- Provide multiple perch options with different textures for improved foot health.
In addition to proper perch placement, consider providing horizontal perches to promote wing stretching and exercise. These additional features can increase your bird’s mobility and reduce the risk of obesity-related health issues.
Did you know? A study showed that incorrect perch placement led to 75% of all leg injuries in birds.
Don’t want to slip and break your hip? Invest in some good grip shoes and avoid floors that could give you the slip.
Avoiding slippery flooring
Slip-Proof Techniques for Floors
Walking on a slippery floor can be hazardous and cause leg injuries. Here’s how you can avoid slipping.
- Choose flooring material wisely, such as rubber mats or non-slip tiles.
- Clean and maintain floors regularly from grease, water, dirt, or debris to prevent slipping.

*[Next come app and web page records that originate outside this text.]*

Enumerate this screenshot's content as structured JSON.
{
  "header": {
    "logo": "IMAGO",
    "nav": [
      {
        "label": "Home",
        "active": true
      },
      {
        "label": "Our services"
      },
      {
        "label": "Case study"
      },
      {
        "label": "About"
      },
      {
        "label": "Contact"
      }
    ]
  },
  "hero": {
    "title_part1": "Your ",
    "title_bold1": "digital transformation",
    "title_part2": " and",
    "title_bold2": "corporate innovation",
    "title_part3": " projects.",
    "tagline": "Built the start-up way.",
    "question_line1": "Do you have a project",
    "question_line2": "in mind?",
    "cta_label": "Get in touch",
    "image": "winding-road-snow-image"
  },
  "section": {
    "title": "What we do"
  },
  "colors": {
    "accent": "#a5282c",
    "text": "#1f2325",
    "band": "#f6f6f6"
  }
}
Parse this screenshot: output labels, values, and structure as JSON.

- Place anti-slip coatings on smooth surfaces like marble or concrete slabs.
- Install handrails in areas prone to wetness like bathrooms or kitchens.

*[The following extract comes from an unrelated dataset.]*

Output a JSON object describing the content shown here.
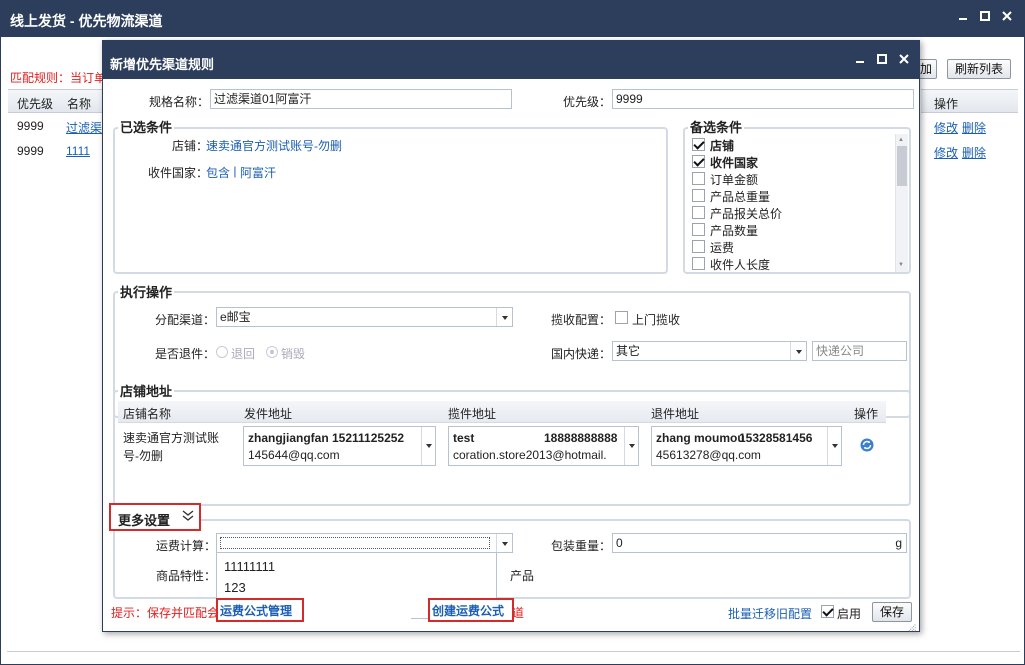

- Wear slip-resistant shoes with good treads and avoid high-heels that increase slip risks.
Take measures to prevent accidents by using these five steps above when walking on a slippery surface.
Maintaining cleanliness as well as proper care of the floor is important for avoiding accidents. There are other complementary methods available that can also help avoid slipping.

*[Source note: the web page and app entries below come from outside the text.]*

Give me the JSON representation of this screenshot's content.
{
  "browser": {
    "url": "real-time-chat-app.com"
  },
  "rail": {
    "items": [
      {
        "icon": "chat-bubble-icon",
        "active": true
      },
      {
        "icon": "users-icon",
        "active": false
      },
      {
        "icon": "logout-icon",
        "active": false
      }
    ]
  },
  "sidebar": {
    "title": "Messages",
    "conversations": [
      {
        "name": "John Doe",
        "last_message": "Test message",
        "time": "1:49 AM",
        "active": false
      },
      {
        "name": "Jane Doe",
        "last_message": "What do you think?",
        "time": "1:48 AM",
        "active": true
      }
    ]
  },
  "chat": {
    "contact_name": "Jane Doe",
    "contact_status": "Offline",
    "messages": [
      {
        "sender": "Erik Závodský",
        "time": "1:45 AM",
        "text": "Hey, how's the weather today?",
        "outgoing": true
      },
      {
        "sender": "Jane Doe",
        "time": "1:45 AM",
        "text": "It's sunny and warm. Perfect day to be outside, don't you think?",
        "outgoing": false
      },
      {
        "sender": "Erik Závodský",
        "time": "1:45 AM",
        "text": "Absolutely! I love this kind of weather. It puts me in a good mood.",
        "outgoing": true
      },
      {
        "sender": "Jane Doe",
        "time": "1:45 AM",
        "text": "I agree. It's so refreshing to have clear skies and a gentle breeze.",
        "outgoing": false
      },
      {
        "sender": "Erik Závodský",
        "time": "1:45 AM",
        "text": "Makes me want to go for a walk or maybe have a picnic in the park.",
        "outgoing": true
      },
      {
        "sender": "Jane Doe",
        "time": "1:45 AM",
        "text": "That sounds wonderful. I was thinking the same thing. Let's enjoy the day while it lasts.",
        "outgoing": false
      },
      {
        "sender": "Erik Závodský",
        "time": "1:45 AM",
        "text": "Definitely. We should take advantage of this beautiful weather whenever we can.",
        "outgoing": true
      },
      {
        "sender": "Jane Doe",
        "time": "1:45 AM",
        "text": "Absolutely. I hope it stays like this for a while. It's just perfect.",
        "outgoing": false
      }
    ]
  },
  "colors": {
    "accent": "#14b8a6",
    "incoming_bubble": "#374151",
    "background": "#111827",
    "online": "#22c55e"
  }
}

Fact: According to the National Safety Council, about 25,000 slip injuries occur daily in America.
Why let the environment be dull when you can enrich it and prevent injuries at the same time?
Environmental enrichment to prevent boredom and injuries
Providing a stimulating and safe environment can reduce the risk of lower limb injuries. Variety in terrain type, surface texture, and footing quality contribute to environmental enrichment. These factors motivate horses to move and balance differently, preventing boredom and reducing the likelihood of soft tissue damage.
Underutilization of turnout areas can deprive horses of opportunities for exploration and social interaction, leading to negative consequences such as equine stereotypies or depression. Social grouping has been shown to encourage movement, which is essential for healthy musculoskeletal development. As well, it aids in keeping them engaged and stimulated in their surroundings while reducing the likelihood of injury.
A horse’s mental well-being is equally important to physical fitness when considering lameness prevention. Horses are predisposed to sustain injuries when they become bored or feel isolated from their herd mates. Providing a variety of toys and treats enhances cognitive ability, reduces stress levels, and promotes overall health by increasing stimulation.
Pro Tip: To avoid boredom-induced behaviors that lead to injury, provide a variety of interesting surfaces for horses to walk on while they are in stalls or turnout areas.
Frequently Asked Questions
Q: How do I know if a bird has a broken leg?
A: A bird with a broken leg will have difficulty standing, hopping or flying. It may also hold its leg out at an odd angle or appear to be in pain.
Q: Can I fix a bird’s broken leg at home?
A: It is not recommended to attempt to fix a bird’s broken leg at home, as it requires specialized knowledge and equipment. It is best to seek professional veterinary care immediately.
Q: How will a vet fix a bird’s broken leg?
A: Depending on the severity of the break, a vet may put the bird’s leg in a cast or splint or perform surgery to fix the break with pins or wires.
Q: Will a bird be able to fly after having a broken leg fixed?
A: Depending on the severity of the break and how quickly it is treated, a bird may be able to regain full use of its leg and be able to fly again after the leg has healed.
Q: How long does it take for a bird’s broken leg to heal?
A: The length of time it takes for a bird’s broken leg to heal depends on the severity of the break and the treatment used. It may take several weeks to several months for a bird’s leg to fully heal.
Q: How can I prevent a bird from breaking its leg?
A: To prevent a bird from breaking its leg, it is important to keep it in a safe and secure environment with plenty of space to move around. Avoid using wire floors or perches, as they can be slippery and cause falls, and provide soft padding on the floor of the bird’s cage.